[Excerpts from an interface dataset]
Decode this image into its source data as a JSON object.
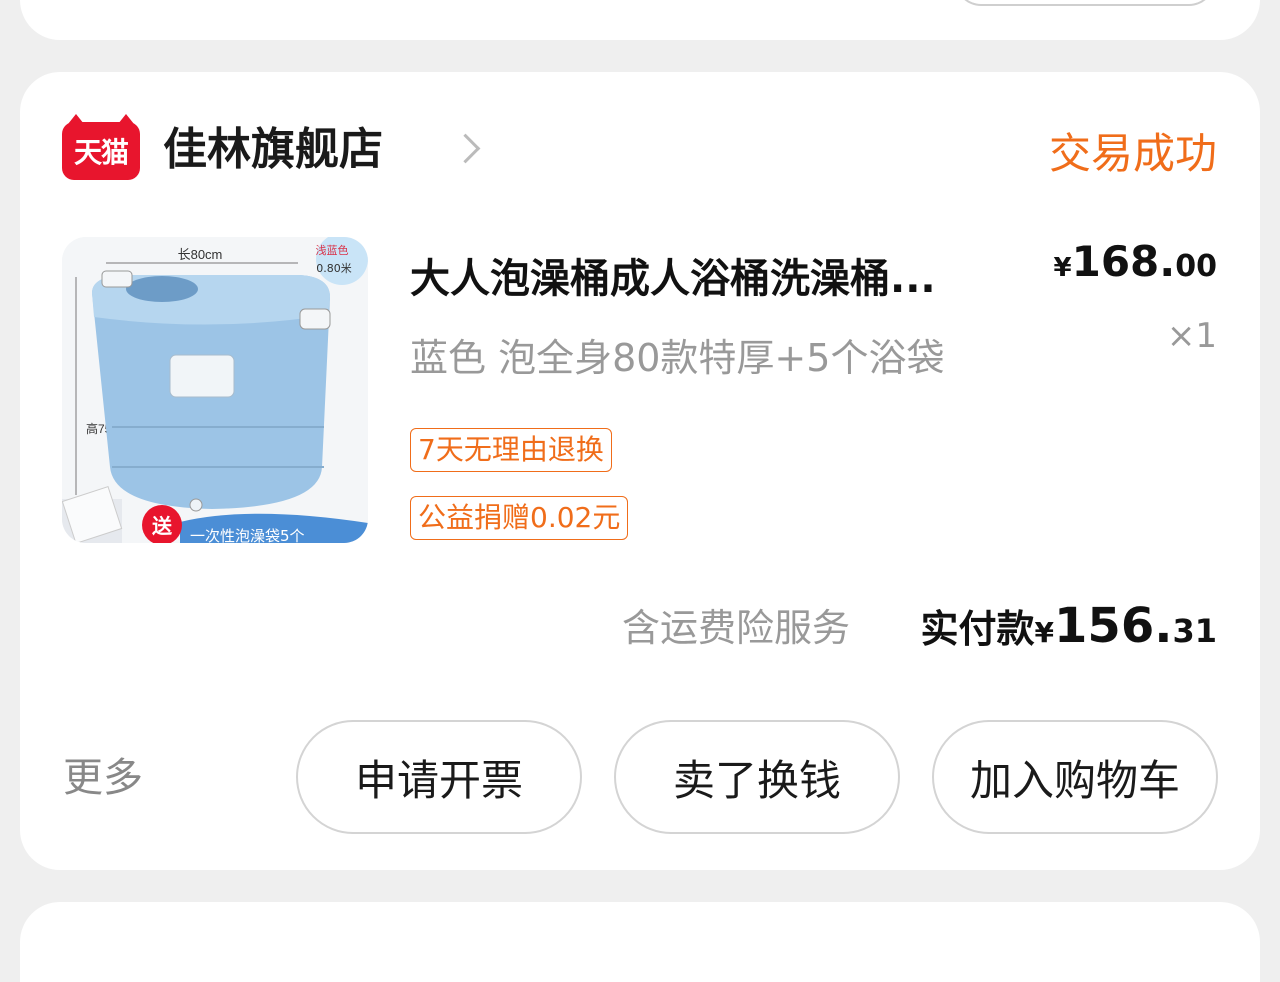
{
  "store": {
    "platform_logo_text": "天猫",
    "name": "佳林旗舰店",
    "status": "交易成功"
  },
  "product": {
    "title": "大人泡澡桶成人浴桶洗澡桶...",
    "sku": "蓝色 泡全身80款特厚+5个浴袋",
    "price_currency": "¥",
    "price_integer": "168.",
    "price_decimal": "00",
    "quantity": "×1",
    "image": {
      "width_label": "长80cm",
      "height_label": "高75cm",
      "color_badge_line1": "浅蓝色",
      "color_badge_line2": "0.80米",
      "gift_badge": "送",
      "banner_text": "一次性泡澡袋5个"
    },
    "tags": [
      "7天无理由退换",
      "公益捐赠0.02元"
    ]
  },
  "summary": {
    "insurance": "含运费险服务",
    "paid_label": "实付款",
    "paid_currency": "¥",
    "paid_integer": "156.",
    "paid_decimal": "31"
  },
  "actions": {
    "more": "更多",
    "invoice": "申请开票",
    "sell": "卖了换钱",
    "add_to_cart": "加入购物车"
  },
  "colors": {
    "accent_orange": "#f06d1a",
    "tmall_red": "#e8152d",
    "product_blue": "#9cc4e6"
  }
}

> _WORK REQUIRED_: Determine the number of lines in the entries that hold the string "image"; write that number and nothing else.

> _RESPONSE TO THE TASK_: 2